Continue reading “Superbad”

Amelie

Amelie

“Times are hard for dreamers.”

You know Revenge of the Nerds? Amelie is Revenge of the Emotional Introverts. Directed by Jean-Pierre Jeunet (Delicatessen, The City of Lost Children) and starring Audrey Tatou and Mathieu Kassovitz, it’s a film of immense beauty and feeling, and the story it tells gratifies the soul. The movie, like the title character, fixates on the little things that bring people joy and seeks to bring joy to everyone. It’s definitely more of a feeling movie than a thinking movie, but it’s done so masterfully that it brings out the romantic in everyone.

Continue reading “Amelie”

Back to the Future

Back to the Future

“Yeah, well, history is gonna change.”

Back to the Future was, and still is, a cultural icon. Written and directed by Robert Zemeckis (Forrest Gump, Who Framed Roger Rabbit?) and starring Michael J. Fox, Christopher Lloyd, and Lea Thompson, Back to the Future brought time travel from the deep recesses of science fiction into the mainstream spotlight. Although The Terminator had dabbled in time travel just the year before and a few other major movies had sent people forward in time, no other mainstream movie had dealt with things like a time paradox—let alone in a way that made sense to virtually every viewer. Back to the Future made this hard science fiction concept cool and fun and brought it into the common vernacular. Many time travel movies since then owe part of their success to this groundbreaking movie.

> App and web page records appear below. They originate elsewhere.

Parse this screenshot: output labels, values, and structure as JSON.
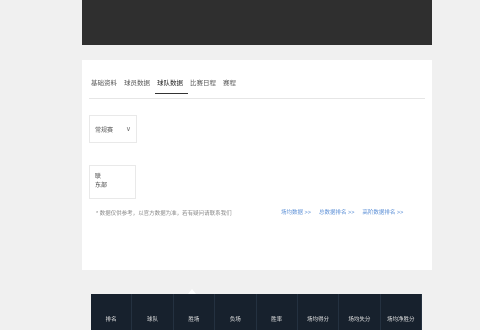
{
  "tabs": [
    {
      "label": "基础资料"
    },
    {
      "label": "球员数据"
    },
    {
      "label": "球队数据"
    },
    {
      "label": "比赛日程"
    },
    {
      "label": "赛程"
    }
  ],
  "season_select": {
    "value": "常规赛"
  },
  "filter": {
    "line1": "联",
    "line2": "东部"
  },
  "note": "* 数据仅供参考，以官方数据为准，若有疑问请联系我们",
  "links": [
    "场均数据 >>",
    "总数据排名 >>",
    "高阶数据排名 >>"
  ],
  "table": {
    "headers": [
      "排名",
      "球队",
      "胜场",
      "负场",
      "胜率",
      "场均得分",
      "场均失分",
      "场均净胜分"
    ]
  }
}
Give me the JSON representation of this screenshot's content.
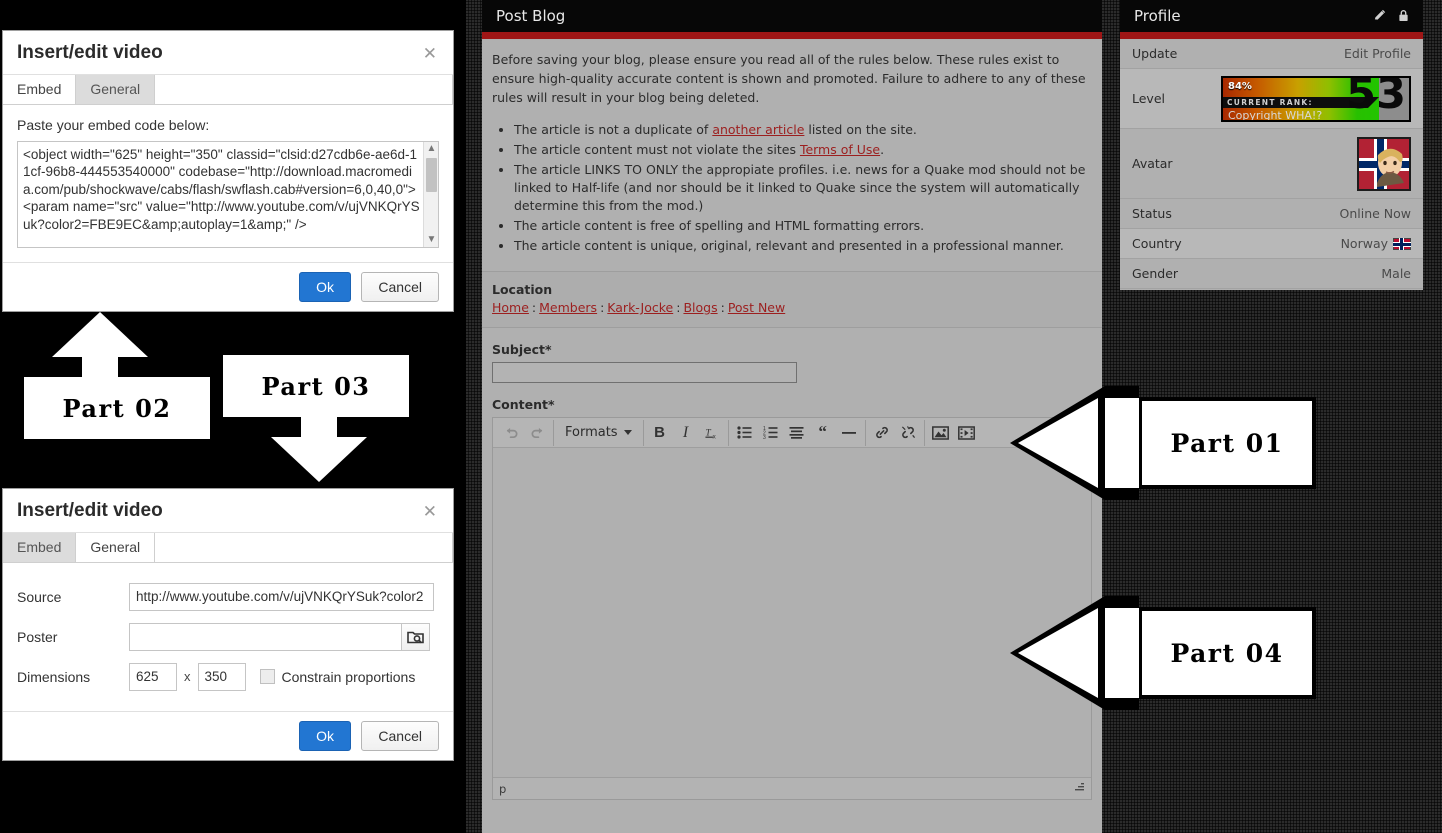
{
  "dialog_embed": {
    "title": "Insert/edit video",
    "close_icon": "close-icon",
    "tabs": [
      {
        "label": "Embed",
        "active": true
      },
      {
        "label": "General",
        "active": false
      }
    ],
    "embed_label": "Paste your embed code below:",
    "embed_code": "<object width=\"625\" height=\"350\" classid=\"clsid:d27cdb6e-ae6d-11cf-96b8-444553540000\" codebase=\"http://download.macromedia.com/pub/shockwave/cabs/flash/swflash.cab#version=6,0,40,0\">\n<param name=\"src\" value=\"http://www.youtube.com/v/ujVNKQrYSuk?color2=FBE9EC&amp;autoplay=1&amp;\" />",
    "ok_label": "Ok",
    "cancel_label": "Cancel"
  },
  "dialog_general": {
    "title": "Insert/edit video",
    "close_icon": "close-icon",
    "tabs": [
      {
        "label": "Embed",
        "active": false
      },
      {
        "label": "General",
        "active": true
      }
    ],
    "fields": {
      "source_label": "Source",
      "source_value": "http://www.youtube.com/v/ujVNKQrYSuk?color2",
      "poster_label": "Poster",
      "poster_value": "",
      "poster_placeholder": "",
      "browse_icon": "browse-folder-icon",
      "dimensions_label": "Dimensions",
      "width_value": "625",
      "separator": "x",
      "height_value": "350",
      "constrain_label": "Constrain proportions",
      "constrain_checked": false
    },
    "ok_label": "Ok",
    "cancel_label": "Cancel"
  },
  "annotations": [
    {
      "id": "part-01",
      "label": "Part 01",
      "direction": "left"
    },
    {
      "id": "part-02",
      "label": "Part 02",
      "direction": "up"
    },
    {
      "id": "part-03",
      "label": "Part 03",
      "direction": "down"
    },
    {
      "id": "part-04",
      "label": "Part 04",
      "direction": "left"
    }
  ],
  "post_blog": {
    "header_title": "Post Blog",
    "intro": "Before saving your blog, please ensure you read all of the rules below. These rules exist to ensure high-quality accurate content is shown and promoted. Failure to adhere to any of these rules will result in your blog being deleted.",
    "rules": [
      {
        "pre": "The article is not a duplicate of ",
        "link": "another article",
        "post": " listed on the site."
      },
      {
        "pre": "The article content must not violate the sites ",
        "link": "Terms of Use",
        "post": "."
      },
      {
        "pre": "The article LINKS TO ONLY the appropiate profiles. i.e. news for a Quake mod should not be linked to Half-life (and nor should be it linked to Quake since the system will automatically determine this from the mod.)",
        "link": "",
        "post": ""
      },
      {
        "pre": "The article content is free of spelling and HTML formatting errors.",
        "link": "",
        "post": ""
      },
      {
        "pre": "The article content is unique, original, relevant and presented in a professional manner.",
        "link": "",
        "post": ""
      }
    ],
    "location_label": "Location",
    "breadcrumbs": [
      "Home",
      "Members",
      "Kark-Jocke",
      "Blogs",
      "Post New"
    ],
    "breadcrumb_separator": ":",
    "subject_label": "Subject*",
    "subject_value": "",
    "content_label": "Content*",
    "editor": {
      "toolbar": [
        {
          "name": "undo-icon",
          "glyph": "↶",
          "disabled": true
        },
        {
          "name": "redo-icon",
          "glyph": "↷",
          "disabled": true
        },
        {
          "name": "formats-dropdown",
          "glyph": "Formats",
          "disabled": false
        },
        {
          "name": "bold-icon",
          "glyph": "B",
          "disabled": false
        },
        {
          "name": "italic-icon",
          "glyph": "I",
          "disabled": false
        },
        {
          "name": "remove-format-icon",
          "glyph": "Tx",
          "disabled": false
        },
        {
          "name": "bullet-list-icon",
          "glyph": "☰",
          "disabled": false
        },
        {
          "name": "numbered-list-icon",
          "glyph": "☰",
          "disabled": false
        },
        {
          "name": "align-icon",
          "glyph": "≡",
          "disabled": false
        },
        {
          "name": "blockquote-icon",
          "glyph": "“",
          "disabled": false
        },
        {
          "name": "horizontal-rule-icon",
          "glyph": "—",
          "disabled": false
        },
        {
          "name": "link-icon",
          "glyph": "⚭",
          "disabled": false
        },
        {
          "name": "unlink-icon",
          "glyph": "⚭",
          "disabled": false
        },
        {
          "name": "image-icon",
          "glyph": "⛰",
          "disabled": false
        },
        {
          "name": "media-icon",
          "glyph": "▶",
          "disabled": false
        }
      ],
      "formats_label": "Formats",
      "content_value": "",
      "status_path": "p",
      "resize_icon": "resize-grip-icon"
    }
  },
  "profile": {
    "header_title": "Profile",
    "header_icons": [
      "edit-pencil-icon",
      "lock-icon"
    ],
    "rows": [
      {
        "key": "Update",
        "value": "Edit Profile",
        "type": "link"
      },
      {
        "key": "Level",
        "value": "",
        "type": "level"
      },
      {
        "key": "Avatar",
        "value": "",
        "type": "avatar"
      },
      {
        "key": "Status",
        "value": "Online Now",
        "type": "text"
      },
      {
        "key": "Country",
        "value": "Norway",
        "type": "country"
      },
      {
        "key": "Gender",
        "value": "Male",
        "type": "text"
      }
    ],
    "level": {
      "percent_label": "84%",
      "percent": 84,
      "rank_label": "CURRENT RANK:",
      "rank_name": "Copyright WHA!?",
      "level_number": "53"
    }
  },
  "colors": {
    "accent_red": "#9f1616",
    "primary_button": "#2276d2",
    "link_red": "#9c1f1f",
    "panel_bg": "#b0b0b0",
    "header_black": "#070707"
  }
}
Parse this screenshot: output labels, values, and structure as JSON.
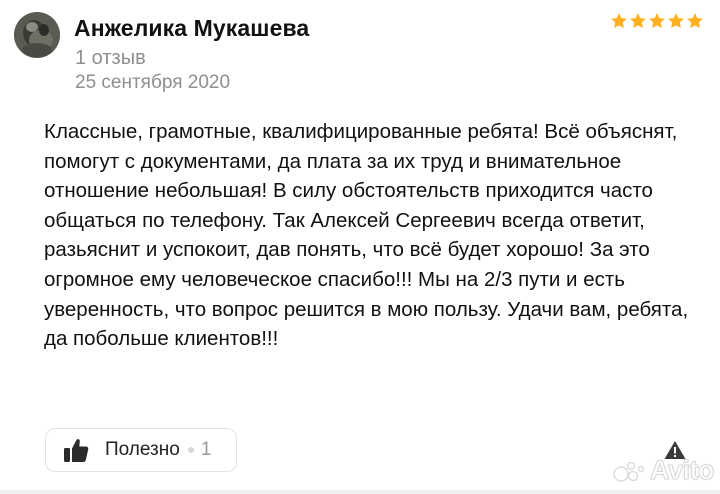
{
  "author": {
    "name": "Анжелика Мукашева",
    "reviews_count": "1 отзыв",
    "date": "25 сентября 2020"
  },
  "rating": {
    "stars": 5,
    "max": 5,
    "color": "#ffb021"
  },
  "review": {
    "text": "Классные, грамотные, квалифицированные ребята! Всё объяснят, помогут с документами, да плата за их труд и внимательное отношение небольшая! В силу обстоятельств приходится часто общаться по телефону. Так Алексей Сергеевич всегда ответит, разьяснит и успокоит, дав понять, что всё будет хорошо! За это огромное ему человеческое спасибо!!! Мы на 2/3 пути и есть уверенность, что вопрос решится в мою пользу. Удачи вам, ребята, да побольше клиентов!!!"
  },
  "actions": {
    "helpful_label": "Полезно",
    "helpful_count": "1",
    "thumb_icon": "thumbs-up-icon",
    "report_icon": "warning-triangle-icon"
  },
  "watermark": {
    "text": "Avito",
    "icon": "avito-logo-icon"
  }
}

Continue reading “Back to the Future”

The Princess Bride

The Princess Bride

“Have fun storming the castle!”

The Princess Bride, directed by Rob Reiner (The Wolf of Wall Street, This is Spinal Tap), is a romantic comedy-adventure that’s quite unlike any other movie out there. It’s simultaneously a fairytale and a parody of a fairytale, and it excels at each. While other movies, like Shrek, have tried to walk this line, I can’t think of any that balance the two so expertly as this one.

Continue reading “The Princess Bride”

O Brother, Where Art Thou?

O Brother, Where Art Thou?

“Pete, it’s a fool that looks for logic in the chambers of the human heart.”

O Brother, Where Art Thou, directed by the Coen Brothers (True Grit, No Country for Old Men) and starring George Clooney, John Turturro, and Tim Blake Nelson, feels a bit like a modern fairy tale. Right from the start, it feels like it’s a completely different world, even though it’s set in the Depression-era American South. As in the quote above, this movie is firmly rooted in the realm of the human heart. Don’t expect the plot to shoot you in a logical straight line from point A to point B. It’s more about the journey than the destination. Clever writing, acerbic wit, and immersive art direction elevate this from old-fashioned camp and make the journey a fun one.

Continue reading “O Brother, Where Art Thou?”

Stand By Me

 

Stand By Me

“I never had any friends later on like the ones I had when I was twelve. Jesus, does anyone?”

That closing line is the perfect ending for Stand By Me. Directed by Rob Reiner (This is Spinal Tap, The Princess Bride) and featuring future stars like Wil Wheaton, Corey Feldman, and even Kiefer Sutherland, the story is told by an adult reminiscing about what he eventually realized was a defining moment in his life. It leaves you thinking about similar moments in your life: moments that stick with you, but you can’t put your finger on why until years later, when you realize that they’ve made you into the person that you are.

Continue reading “Stand By Me”